* Work item *
Go through the records that follow and tally the lines with "Collection" in them; answer with the number alone.

[[ Records for this task, beginning ]]

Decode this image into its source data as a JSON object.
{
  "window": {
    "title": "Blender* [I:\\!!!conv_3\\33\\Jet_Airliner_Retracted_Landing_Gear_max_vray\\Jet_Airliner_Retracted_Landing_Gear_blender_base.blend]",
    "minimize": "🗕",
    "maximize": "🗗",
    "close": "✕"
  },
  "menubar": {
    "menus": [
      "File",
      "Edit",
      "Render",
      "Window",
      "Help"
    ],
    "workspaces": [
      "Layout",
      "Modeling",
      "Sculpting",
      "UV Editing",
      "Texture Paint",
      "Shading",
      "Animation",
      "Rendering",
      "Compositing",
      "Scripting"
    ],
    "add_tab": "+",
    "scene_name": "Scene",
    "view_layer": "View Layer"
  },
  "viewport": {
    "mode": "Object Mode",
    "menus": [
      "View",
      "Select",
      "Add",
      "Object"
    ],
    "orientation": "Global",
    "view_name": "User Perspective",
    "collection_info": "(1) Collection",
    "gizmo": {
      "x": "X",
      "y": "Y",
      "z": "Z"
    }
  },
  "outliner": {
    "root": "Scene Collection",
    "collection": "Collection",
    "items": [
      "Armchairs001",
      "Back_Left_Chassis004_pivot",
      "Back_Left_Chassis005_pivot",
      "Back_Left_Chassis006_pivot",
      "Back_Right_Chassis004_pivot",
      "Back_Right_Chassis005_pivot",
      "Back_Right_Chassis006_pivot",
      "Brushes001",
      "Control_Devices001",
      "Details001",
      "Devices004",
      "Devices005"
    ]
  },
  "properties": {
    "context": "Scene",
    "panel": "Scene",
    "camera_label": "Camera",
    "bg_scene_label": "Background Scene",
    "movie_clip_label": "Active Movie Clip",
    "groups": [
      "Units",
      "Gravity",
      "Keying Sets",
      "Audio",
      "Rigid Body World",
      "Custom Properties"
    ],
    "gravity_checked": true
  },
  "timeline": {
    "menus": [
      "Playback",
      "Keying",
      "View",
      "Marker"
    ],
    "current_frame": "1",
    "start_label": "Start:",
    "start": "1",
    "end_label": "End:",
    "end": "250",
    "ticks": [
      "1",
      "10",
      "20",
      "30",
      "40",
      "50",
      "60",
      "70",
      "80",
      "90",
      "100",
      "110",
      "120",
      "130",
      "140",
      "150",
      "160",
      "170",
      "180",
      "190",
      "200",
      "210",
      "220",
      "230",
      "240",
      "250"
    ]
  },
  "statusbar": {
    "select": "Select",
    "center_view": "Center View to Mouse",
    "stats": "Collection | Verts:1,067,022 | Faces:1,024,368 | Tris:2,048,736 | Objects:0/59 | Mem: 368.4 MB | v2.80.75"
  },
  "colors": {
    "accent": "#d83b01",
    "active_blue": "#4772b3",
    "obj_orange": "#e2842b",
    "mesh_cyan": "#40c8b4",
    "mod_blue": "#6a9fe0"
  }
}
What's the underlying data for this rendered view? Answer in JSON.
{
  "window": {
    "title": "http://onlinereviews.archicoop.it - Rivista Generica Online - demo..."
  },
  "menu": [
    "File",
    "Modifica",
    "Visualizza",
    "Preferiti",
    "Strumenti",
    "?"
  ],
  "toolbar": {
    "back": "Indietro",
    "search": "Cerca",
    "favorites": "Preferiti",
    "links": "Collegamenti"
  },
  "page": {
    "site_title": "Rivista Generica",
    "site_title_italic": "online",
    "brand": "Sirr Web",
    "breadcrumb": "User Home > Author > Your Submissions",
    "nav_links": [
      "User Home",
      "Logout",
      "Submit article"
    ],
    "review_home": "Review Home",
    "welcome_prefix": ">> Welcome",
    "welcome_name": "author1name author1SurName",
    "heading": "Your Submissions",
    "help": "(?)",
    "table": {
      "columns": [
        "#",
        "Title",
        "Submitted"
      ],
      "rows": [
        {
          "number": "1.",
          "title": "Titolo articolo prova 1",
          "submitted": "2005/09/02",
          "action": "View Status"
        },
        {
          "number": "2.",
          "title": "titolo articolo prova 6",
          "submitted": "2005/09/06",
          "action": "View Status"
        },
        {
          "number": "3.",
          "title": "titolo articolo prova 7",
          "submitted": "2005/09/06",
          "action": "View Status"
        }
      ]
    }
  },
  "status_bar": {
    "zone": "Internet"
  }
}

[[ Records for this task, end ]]

* Response to the exercise *
4